by Alex Idol, MaverickNext Fellow @ MaverickNext
Abena Fikru* has been married for one month. Just 15 years old, she lives in a rural Ethiopian village outside of Addis Ababa and dropped out of school to support her husband, Tamrat,* at home.
She has deep brown eyes that shine as she speaks of him. “[Tamrat] is more beautiful than me,” she gushes unabashedly, describing him as caring and hardworking. Tamrat is still in school and sells sand to earn income. At home, Abena cooks, cleans and sews.
Abena and I are both newlyweds. We share the same values: love, hard work and financial stability. I met my husband in business school. After graduating, we moved to New York City to continue building our careers and relationship. “I fell in love with my husband the moment we met,” I revealed to Abena as if we had been friends for years.
When I sat with Abena, I did not think about all of the important articles and exhibits cataloging the inequities facing girls in Ethiopia. I didn’t think about the statistics regarding sexual and reproductive health or child marriage.
This data was not top of mind in that moment because it didn’t provide the full picture. It didn’t illustrate Abena’s anxiety over a challenging conversation she will soon have with her in-laws. “I am avoiding,” she said. To them, immediately getting pregnant would prove her fertility.
Data doesn’t illustrate Abena’s plans and dreams. With her husband’s support, coupled with PSI’s Smart Start program, Abena will be taking up a contraceptive implant to prevent an unintended pregnancy for up to three years while she and Tamrat earn the money they need to provide for their future family.
Data lacks empathy.
We do not gain empathy through textbooks and newspaper articles. We gain empathy by connecting with people firsthand. Rarely do women like Abena and I—women from opposite sides of the world—have the ability to connect as deeply as we did. MaverickNext made it possible.
MaverickNext is a unique program which, through deep partnership with PSI, galvanizes young philanthropists to reimagine the way in which sexual and reproductive healthcare is designed and delivered for girls and young women. MaverickNext has the dual purpose of catalyzing innovative health impact while building a movement of women leaders who are bold, informed and strategic in the ways they invest their resources.

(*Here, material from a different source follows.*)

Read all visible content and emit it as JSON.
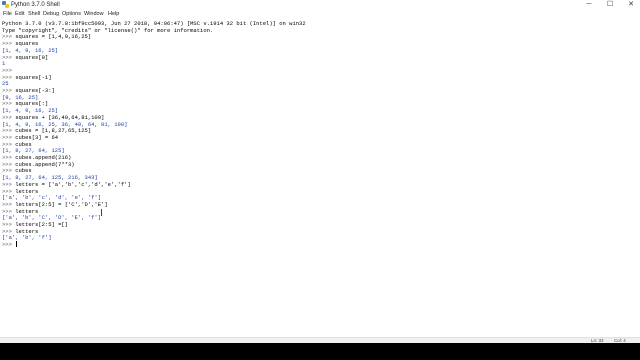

By partnering with MaverickNext and PSI—and connecting with girls like Abena—I am building my knowledge base, filling critical information gaps and redefining what it means to be a philanthropist. I am no longer just a donor allocating my funds to a cause. I am an experienced and insightful leader. That is power.
As I left Abena’s home, she lifted her left hand, signaled me to do the same and—instead of a traditional goodbye—touched her wedding band to mine.

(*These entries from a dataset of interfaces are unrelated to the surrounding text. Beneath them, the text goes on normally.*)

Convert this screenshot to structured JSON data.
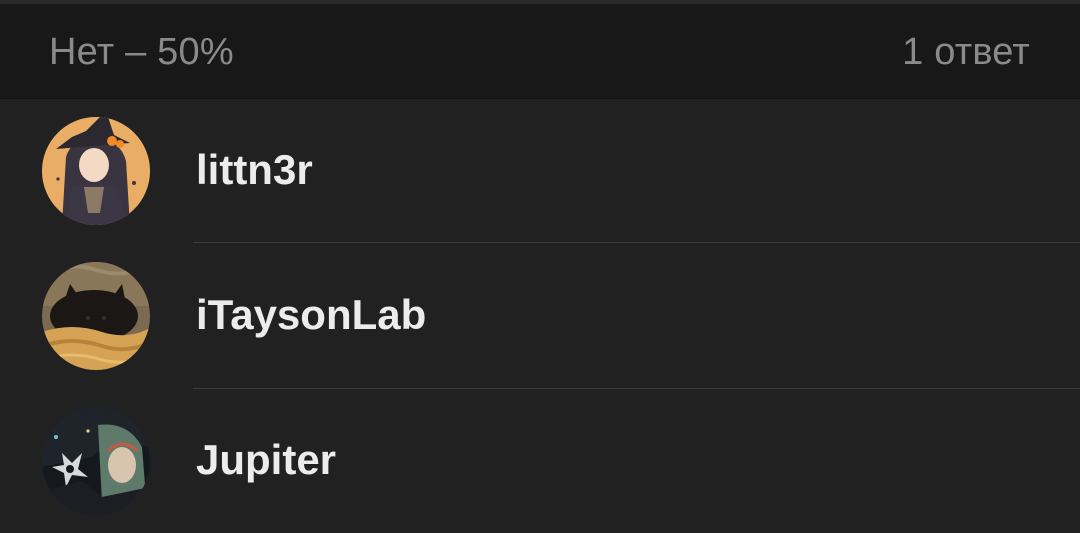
{
  "header": {
    "option_label": "Нет – 50%",
    "answer_count": "1 ответ"
  },
  "voters": [
    {
      "name": "littn3r",
      "avatar_icon": "witch-girl-avatar",
      "avatar_bg": "#e3a25a"
    },
    {
      "name": "iTaysonLab",
      "avatar_icon": "black-cat-avatar",
      "avatar_bg": "#c89a5a"
    },
    {
      "name": "Jupiter",
      "avatar_icon": "anime-art-avatar",
      "avatar_bg": "#1a1d22"
    }
  ]
}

*Names changed to protect clients’ identities.
Banner Image: Before Alexandra Idol leaves Abena Fikru’s* home outside of Addis Ababa, Ethiopia, they pose for a picture, showing off their wedding bands. Photo courtesy of Emilee Kaufman.
Hear more from Alexandra at her Power Talk on Thursday, June 6 at 1:05pm on the Women Deliver Power Stage.

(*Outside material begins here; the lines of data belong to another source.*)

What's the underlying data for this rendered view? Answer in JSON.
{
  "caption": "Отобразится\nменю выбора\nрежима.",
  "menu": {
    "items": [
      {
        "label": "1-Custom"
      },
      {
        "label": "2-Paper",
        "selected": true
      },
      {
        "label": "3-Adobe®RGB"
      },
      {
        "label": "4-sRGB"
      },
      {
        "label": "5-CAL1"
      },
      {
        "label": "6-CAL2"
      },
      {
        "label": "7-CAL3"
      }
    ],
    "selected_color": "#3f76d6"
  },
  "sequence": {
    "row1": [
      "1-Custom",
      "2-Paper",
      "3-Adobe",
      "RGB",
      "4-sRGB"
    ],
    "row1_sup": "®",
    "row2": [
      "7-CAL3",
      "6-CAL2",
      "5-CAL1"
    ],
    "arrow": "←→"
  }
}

This article appears in PSI’s Impact magazine, released in tandem with Women Deliver 2019, as part of an ongoing conversation about putting #PowerInHerHands.